Data records Start Marker
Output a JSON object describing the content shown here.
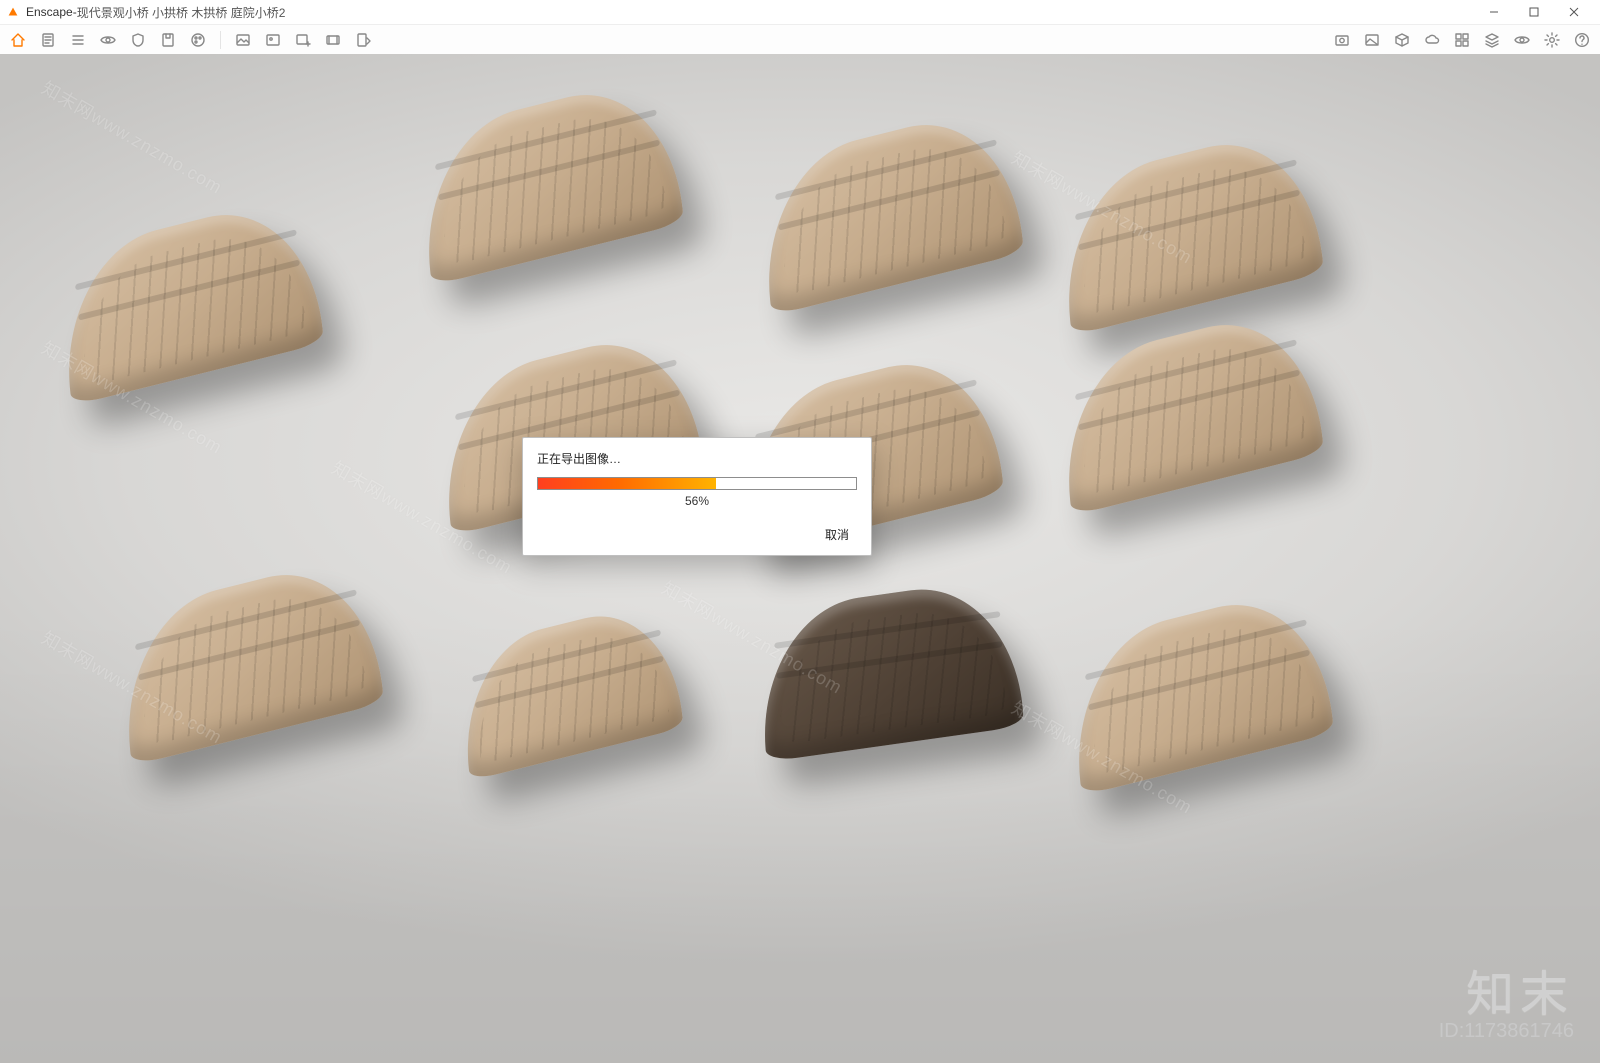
{
  "window": {
    "app_name": "Enscape",
    "document_title": "现代景观小桥 小拱桥 木拱桥 庭院小桥2",
    "title_separator": " - "
  },
  "window_controls": {
    "minimize": "minimize",
    "maximize": "maximize",
    "close": "close"
  },
  "toolbar_left_icons": [
    "home-icon",
    "page-icon",
    "list-icon",
    "eye-icon",
    "shield-icon",
    "save-icon",
    "palette-icon"
  ],
  "toolbar_mid_icons": [
    "image-a-icon",
    "image-b-icon",
    "image-plus-icon",
    "film-icon",
    "export-icon"
  ],
  "toolbar_right_icons": [
    "capture-icon",
    "image-icon",
    "cube-icon",
    "cloud-icon",
    "grid-icon",
    "layers-icon",
    "visibility-icon",
    "settings-icon",
    "help-icon"
  ],
  "progress_dialog": {
    "title": "正在导出图像…",
    "percent_value": 56,
    "percent_label": "56%",
    "cancel_label": "取消"
  },
  "watermark_text": "知末网www.znzmo.com",
  "brand": {
    "logo_text": "知末",
    "id_label": "ID:1173861746"
  },
  "colors": {
    "accent_start": "#ff3f1f",
    "accent_end": "#ffb300",
    "toolbar_icon": "#888888",
    "home_icon": "#ff7a00"
  },
  "viewport": {
    "description": "3D render of multiple wooden arched garden bridges on a light grey studio floor",
    "bridge_count": 11
  }
}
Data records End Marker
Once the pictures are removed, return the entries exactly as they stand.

Output a JSON object describing the content shown here.
{
  "window": {
    "app_name": "Enscape",
    "document_title": "现代景观小桥 小拱桥 木拱桥 庭院小桥2",
    "title_separator": " - "
  },
  "window_controls": {
    "minimize": "minimize",
    "maximize": "maximize",
    "close": "close"
  },
  "toolbar_left_icons": [
    "home-icon",
    "page-icon",
    "list-icon",
    "eye-icon",
    "shield-icon",
    "save-icon",
    "palette-icon"
  ],
  "toolbar_mid_icons": [
    "image-a-icon",
    "image-b-icon",
    "image-plus-icon",
    "film-icon",
    "export-icon"
  ],
  "toolbar_right_icons": [
    "capture-icon",
    "image-icon",
    "cube-icon",
    "cloud-icon",
    "grid-icon",
    "layers-icon",
    "visibility-icon",
    "settings-icon",
    "help-icon"
  ],
  "progress_dialog": {
    "title": "正在导出图像…",
    "percent_value": 56,
    "percent_label": "56%",
    "cancel_label": "取消"
  },
  "watermark_text": "知末网www.znzmo.com",
  "brand": {
    "logo_text": "知末",
    "id_label": "ID:1173861746"
  },
  "colors": {
    "accent_start": "#ff3f1f",
    "accent_end": "#ffb300",
    "toolbar_icon": "#888888",
    "home_icon": "#ff7a00"
  },
  "viewport": {
    "description": "3D render of multiple wooden arched garden bridges on a light grey studio floor",
    "bridge_count": 11
  }
}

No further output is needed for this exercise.